[Provided entries Boundary: Start]
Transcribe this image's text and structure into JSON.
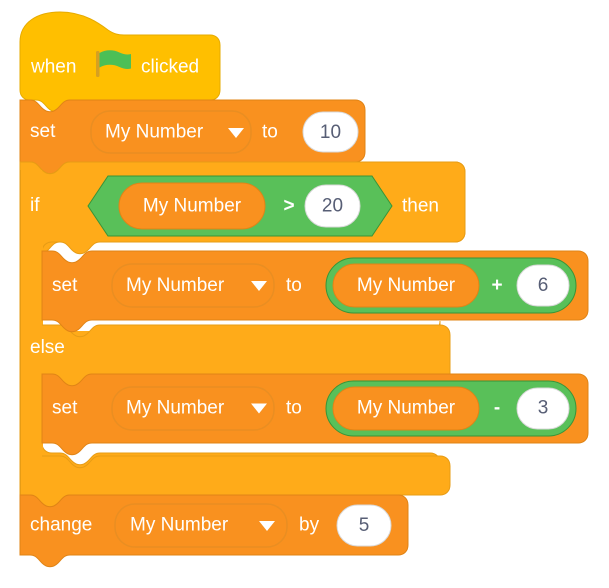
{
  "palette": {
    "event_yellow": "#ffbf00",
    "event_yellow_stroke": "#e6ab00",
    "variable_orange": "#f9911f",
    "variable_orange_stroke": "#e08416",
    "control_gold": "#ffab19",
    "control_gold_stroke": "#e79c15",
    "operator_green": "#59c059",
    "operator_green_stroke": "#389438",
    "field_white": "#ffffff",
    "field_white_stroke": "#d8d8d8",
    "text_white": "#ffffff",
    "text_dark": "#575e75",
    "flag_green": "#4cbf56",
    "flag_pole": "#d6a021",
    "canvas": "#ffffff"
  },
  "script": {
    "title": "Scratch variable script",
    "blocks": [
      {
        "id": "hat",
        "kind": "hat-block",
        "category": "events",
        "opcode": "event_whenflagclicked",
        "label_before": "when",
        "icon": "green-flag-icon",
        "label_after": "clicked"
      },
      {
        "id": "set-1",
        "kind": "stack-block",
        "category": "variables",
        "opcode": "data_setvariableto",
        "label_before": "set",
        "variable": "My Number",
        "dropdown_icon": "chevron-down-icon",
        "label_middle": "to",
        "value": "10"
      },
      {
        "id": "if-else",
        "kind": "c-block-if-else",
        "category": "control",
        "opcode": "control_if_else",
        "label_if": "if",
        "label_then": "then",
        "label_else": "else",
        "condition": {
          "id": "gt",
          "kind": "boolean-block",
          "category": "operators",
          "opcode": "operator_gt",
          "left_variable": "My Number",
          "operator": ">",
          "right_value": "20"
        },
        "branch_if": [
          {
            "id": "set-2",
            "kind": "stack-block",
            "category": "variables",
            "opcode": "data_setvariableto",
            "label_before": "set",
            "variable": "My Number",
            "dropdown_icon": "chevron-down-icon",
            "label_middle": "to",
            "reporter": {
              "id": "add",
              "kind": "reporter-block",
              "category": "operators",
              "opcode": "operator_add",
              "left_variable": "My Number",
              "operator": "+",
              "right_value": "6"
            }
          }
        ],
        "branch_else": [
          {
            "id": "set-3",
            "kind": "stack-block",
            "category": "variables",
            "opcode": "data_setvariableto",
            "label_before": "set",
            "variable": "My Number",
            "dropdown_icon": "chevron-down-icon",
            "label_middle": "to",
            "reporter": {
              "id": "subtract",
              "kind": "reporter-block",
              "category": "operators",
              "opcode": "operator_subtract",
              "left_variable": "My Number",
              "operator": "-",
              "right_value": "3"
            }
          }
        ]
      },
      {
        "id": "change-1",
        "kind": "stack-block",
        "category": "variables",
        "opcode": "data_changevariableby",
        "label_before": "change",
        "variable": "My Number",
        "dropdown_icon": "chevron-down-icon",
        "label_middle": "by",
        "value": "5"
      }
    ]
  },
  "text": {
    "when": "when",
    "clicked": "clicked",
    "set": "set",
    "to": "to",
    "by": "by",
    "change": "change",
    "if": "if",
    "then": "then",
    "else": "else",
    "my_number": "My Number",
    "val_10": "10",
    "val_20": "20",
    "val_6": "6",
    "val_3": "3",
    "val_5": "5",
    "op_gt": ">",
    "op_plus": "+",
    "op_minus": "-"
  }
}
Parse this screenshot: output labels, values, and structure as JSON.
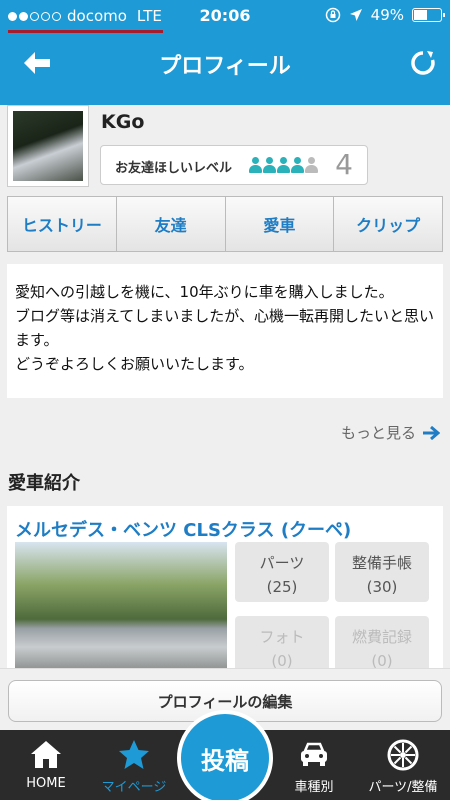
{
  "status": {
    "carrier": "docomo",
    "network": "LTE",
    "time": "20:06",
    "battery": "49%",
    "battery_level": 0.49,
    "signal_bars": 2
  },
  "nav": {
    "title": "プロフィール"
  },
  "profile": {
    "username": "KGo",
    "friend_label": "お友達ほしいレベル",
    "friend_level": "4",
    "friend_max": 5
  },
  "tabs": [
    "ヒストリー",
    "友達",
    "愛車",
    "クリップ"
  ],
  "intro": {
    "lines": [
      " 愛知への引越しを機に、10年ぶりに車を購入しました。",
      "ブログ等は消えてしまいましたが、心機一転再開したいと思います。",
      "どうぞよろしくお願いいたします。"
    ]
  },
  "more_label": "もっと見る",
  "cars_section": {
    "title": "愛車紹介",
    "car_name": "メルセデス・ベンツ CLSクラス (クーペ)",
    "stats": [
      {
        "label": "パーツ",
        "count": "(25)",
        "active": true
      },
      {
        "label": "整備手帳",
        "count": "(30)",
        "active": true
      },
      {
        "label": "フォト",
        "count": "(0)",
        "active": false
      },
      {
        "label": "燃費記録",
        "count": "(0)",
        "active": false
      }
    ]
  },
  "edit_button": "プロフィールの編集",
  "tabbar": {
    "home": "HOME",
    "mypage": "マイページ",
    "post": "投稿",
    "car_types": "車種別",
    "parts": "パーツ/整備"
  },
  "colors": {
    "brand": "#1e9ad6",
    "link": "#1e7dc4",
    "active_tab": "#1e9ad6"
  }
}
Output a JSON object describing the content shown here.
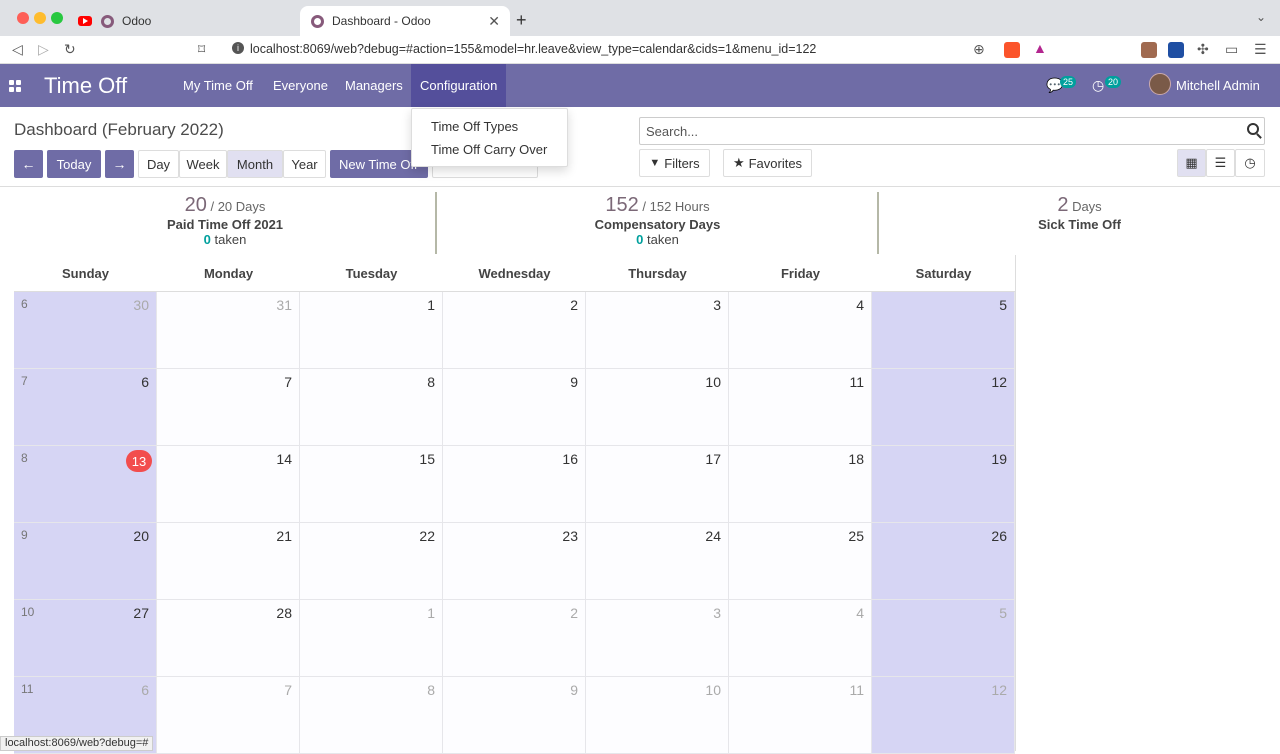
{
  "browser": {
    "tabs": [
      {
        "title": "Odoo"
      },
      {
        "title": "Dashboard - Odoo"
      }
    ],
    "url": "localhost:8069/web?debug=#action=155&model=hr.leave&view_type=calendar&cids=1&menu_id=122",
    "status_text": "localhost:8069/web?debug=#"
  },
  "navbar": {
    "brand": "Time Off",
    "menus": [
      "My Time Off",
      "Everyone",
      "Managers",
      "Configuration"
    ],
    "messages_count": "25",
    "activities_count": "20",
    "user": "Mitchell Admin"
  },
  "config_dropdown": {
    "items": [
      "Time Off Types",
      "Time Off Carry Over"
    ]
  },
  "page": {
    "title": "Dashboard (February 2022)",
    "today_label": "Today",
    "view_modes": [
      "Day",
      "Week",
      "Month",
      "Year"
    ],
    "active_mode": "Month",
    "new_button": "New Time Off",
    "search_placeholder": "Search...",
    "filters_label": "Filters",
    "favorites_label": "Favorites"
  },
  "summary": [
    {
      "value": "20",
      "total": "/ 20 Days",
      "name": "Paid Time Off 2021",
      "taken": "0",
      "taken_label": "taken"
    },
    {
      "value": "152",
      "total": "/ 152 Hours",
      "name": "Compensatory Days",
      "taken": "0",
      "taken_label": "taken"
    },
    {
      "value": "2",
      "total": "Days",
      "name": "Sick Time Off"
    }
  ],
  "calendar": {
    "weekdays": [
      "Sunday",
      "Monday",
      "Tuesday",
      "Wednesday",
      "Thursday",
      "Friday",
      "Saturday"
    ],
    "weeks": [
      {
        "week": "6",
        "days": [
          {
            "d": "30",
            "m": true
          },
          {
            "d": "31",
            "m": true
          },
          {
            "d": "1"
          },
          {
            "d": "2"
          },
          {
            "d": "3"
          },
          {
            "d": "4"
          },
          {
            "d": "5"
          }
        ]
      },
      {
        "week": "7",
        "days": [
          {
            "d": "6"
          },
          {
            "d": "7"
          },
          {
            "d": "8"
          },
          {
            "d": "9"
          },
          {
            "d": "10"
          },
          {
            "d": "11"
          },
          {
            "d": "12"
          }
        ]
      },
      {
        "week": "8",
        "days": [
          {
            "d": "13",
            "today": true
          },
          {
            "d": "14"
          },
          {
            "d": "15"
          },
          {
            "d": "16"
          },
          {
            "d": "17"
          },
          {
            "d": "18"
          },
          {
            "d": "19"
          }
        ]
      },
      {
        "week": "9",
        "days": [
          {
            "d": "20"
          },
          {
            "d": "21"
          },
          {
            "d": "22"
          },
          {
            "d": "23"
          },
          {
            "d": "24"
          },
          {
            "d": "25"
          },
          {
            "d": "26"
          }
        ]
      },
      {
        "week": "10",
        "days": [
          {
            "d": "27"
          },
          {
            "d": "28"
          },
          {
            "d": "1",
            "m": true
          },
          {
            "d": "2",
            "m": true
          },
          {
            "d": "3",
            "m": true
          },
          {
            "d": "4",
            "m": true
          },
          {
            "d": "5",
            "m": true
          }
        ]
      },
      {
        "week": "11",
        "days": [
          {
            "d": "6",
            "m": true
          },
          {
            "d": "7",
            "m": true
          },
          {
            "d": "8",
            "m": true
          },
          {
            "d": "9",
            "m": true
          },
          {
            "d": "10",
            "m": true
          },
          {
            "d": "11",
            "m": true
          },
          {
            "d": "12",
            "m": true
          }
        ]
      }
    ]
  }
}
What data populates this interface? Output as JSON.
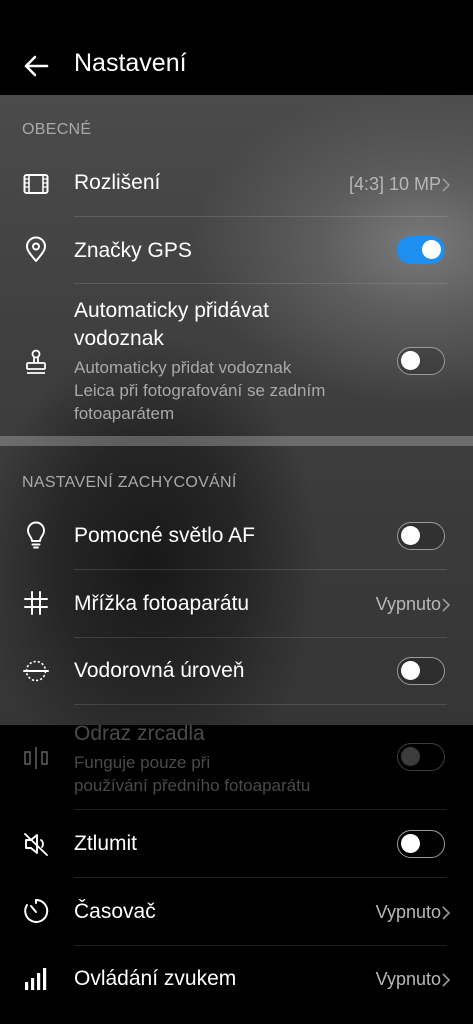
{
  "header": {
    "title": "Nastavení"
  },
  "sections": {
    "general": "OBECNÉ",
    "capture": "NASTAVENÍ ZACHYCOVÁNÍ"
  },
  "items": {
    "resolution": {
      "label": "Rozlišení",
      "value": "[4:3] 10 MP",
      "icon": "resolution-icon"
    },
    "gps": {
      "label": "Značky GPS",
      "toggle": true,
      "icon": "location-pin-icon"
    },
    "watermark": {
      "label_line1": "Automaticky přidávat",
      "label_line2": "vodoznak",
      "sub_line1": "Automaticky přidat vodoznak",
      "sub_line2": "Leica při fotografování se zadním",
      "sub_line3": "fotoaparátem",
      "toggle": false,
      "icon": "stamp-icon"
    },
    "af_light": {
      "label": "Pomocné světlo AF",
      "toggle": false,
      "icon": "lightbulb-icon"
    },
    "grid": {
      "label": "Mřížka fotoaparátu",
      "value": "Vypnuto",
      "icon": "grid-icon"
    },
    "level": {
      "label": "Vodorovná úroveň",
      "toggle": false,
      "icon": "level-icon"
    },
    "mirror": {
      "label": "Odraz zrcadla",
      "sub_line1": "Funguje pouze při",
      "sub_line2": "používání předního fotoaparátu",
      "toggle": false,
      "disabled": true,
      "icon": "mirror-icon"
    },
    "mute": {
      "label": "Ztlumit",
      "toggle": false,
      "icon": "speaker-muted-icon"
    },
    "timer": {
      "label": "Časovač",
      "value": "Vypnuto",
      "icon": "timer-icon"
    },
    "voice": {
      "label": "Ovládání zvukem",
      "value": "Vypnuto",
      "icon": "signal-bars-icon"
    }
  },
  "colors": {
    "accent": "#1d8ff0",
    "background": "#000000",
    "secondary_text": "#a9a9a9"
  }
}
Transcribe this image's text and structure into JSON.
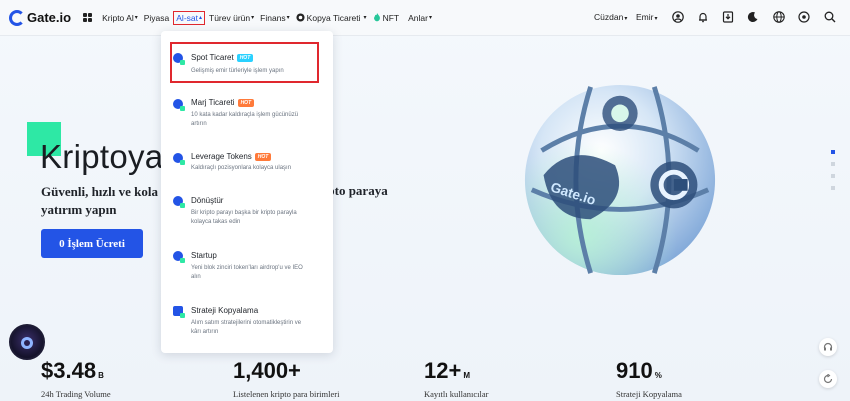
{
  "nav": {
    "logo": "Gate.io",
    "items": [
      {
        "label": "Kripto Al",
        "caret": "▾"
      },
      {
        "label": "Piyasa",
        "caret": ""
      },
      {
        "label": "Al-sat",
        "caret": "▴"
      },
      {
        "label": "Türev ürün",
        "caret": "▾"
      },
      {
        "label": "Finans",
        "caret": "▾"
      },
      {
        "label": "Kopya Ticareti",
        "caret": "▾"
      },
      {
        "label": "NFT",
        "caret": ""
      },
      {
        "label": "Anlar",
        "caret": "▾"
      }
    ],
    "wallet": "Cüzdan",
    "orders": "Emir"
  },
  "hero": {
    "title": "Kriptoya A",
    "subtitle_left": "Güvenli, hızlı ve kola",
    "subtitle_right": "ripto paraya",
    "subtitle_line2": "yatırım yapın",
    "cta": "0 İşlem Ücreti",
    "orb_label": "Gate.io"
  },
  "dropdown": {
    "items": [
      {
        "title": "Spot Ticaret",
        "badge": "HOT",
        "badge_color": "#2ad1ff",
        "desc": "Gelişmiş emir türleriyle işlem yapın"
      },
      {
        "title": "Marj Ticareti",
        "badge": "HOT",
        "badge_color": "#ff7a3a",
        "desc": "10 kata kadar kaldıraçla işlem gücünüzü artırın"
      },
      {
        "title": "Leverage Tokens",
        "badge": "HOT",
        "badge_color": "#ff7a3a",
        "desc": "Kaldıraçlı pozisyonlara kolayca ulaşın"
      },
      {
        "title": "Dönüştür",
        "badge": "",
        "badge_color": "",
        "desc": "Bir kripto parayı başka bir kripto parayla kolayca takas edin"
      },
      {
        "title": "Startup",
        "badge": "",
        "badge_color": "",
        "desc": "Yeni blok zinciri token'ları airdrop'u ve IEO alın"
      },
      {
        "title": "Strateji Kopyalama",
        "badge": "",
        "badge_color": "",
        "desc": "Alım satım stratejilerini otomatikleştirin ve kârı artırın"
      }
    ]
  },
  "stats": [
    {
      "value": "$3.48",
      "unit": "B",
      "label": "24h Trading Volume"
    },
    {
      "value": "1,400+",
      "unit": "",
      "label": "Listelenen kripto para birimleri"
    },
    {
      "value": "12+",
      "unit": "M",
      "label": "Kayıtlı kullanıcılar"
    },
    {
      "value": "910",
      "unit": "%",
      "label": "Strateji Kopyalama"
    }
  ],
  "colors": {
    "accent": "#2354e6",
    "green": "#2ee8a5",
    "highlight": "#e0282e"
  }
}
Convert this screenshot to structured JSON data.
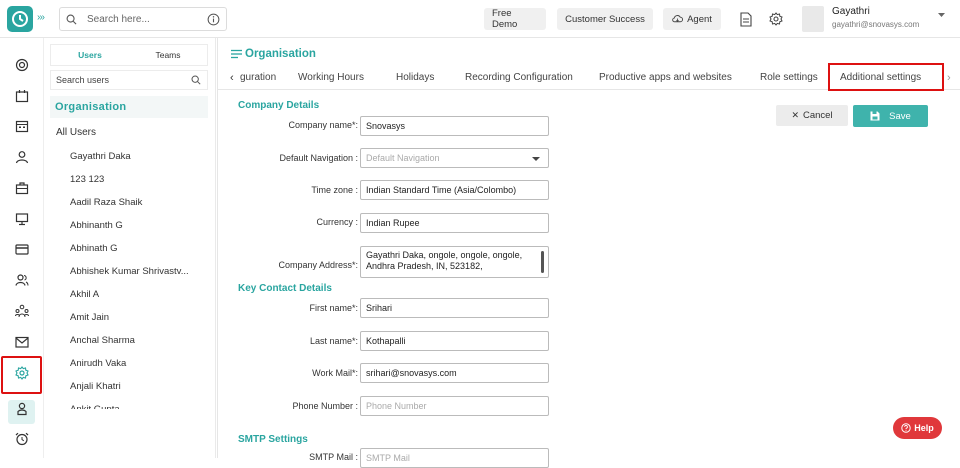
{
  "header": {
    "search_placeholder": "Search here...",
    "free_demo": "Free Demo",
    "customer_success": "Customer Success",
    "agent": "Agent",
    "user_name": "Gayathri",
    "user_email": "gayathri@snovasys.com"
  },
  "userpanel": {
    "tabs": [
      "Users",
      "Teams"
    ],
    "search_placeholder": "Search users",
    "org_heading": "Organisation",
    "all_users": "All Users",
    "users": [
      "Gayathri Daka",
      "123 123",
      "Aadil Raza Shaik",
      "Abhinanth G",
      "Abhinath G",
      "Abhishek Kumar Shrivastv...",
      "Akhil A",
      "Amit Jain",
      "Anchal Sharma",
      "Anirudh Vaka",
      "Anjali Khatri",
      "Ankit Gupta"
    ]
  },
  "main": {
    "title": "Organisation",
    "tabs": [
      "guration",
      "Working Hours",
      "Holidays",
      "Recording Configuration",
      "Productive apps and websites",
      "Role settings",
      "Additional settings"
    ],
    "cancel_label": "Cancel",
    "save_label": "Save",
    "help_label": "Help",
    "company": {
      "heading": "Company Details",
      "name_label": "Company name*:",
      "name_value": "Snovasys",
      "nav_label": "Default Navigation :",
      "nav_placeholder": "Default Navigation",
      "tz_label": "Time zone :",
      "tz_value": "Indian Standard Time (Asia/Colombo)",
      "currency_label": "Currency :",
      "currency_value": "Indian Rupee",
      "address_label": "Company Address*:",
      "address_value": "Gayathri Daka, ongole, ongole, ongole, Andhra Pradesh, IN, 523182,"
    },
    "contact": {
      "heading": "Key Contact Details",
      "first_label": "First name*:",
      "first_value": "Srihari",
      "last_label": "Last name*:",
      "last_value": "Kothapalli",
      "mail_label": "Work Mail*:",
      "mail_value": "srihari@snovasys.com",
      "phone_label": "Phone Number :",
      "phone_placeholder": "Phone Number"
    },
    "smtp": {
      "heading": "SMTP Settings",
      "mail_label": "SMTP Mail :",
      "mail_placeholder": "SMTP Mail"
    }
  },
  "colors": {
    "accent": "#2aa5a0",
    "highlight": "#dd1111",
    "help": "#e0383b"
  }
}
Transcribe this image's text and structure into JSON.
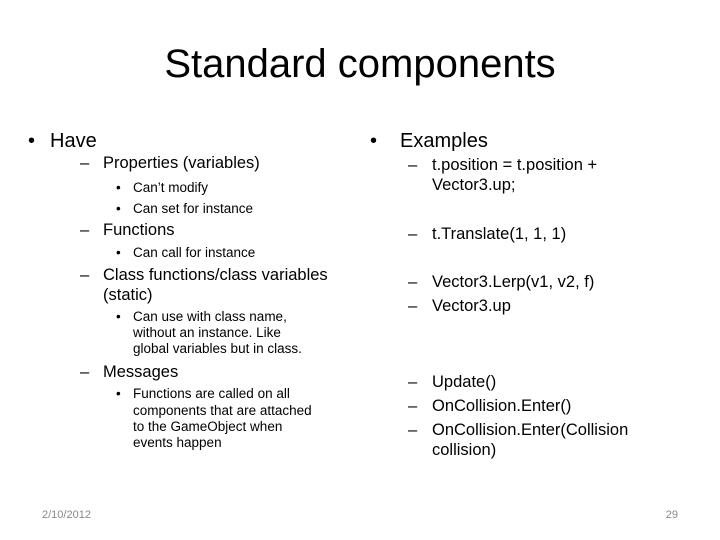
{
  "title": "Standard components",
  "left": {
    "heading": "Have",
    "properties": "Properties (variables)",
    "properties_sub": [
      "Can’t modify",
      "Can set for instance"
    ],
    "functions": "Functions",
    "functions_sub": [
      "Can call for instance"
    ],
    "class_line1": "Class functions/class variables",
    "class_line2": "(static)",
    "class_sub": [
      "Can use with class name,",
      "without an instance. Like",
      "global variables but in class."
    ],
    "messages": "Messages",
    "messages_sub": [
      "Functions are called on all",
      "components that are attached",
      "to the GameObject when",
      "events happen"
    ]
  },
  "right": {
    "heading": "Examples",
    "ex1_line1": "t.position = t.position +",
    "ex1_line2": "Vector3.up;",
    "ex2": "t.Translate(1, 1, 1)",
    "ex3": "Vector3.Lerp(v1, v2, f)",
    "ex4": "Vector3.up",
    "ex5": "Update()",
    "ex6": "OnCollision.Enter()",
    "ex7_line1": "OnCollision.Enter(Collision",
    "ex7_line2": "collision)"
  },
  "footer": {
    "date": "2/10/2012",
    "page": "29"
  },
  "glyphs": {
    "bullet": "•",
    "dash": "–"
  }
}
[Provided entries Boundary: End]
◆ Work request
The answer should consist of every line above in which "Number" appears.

◆ Solution to the problem
        "variable": "My Number",
          "left_variable": "My Number",
            "variable": "My Number",
              "left_variable": "My Number",
            "variable": "My Number",
              "left_variable": "My Number",
        "variable": "My Number",
    "my_number": "My Number",
      "phone_label": "Phone Number :",
      "phone_placeholder": "Phone Number"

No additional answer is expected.